_Exercise objective_
Please return each entry in the listing exactly.

_Records_
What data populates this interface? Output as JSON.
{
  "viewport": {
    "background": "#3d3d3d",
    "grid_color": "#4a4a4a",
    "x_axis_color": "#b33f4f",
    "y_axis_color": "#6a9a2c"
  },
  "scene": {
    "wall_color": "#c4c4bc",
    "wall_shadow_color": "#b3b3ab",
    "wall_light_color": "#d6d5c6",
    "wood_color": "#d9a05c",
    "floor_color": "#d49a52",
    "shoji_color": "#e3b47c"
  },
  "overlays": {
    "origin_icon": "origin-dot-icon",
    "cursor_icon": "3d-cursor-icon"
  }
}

_Exercise result_
What data populates this interface? Output as JSON.
{
  "viewport": {
    "background": "#3d3d3d",
    "grid_color": "#4a4a4a",
    "x_axis_color": "#b33f4f",
    "y_axis_color": "#6a9a2c"
  },
  "scene": {
    "wall_color": "#c4c4bc",
    "wall_shadow_color": "#b3b3ab",
    "wall_light_color": "#d6d5c6",
    "wood_color": "#d9a05c",
    "floor_color": "#d49a52",
    "shoji_color": "#e3b47c"
  },
  "overlays": {
    "origin_icon": "origin-dot-icon",
    "cursor_icon": "3d-cursor-icon"
  }
}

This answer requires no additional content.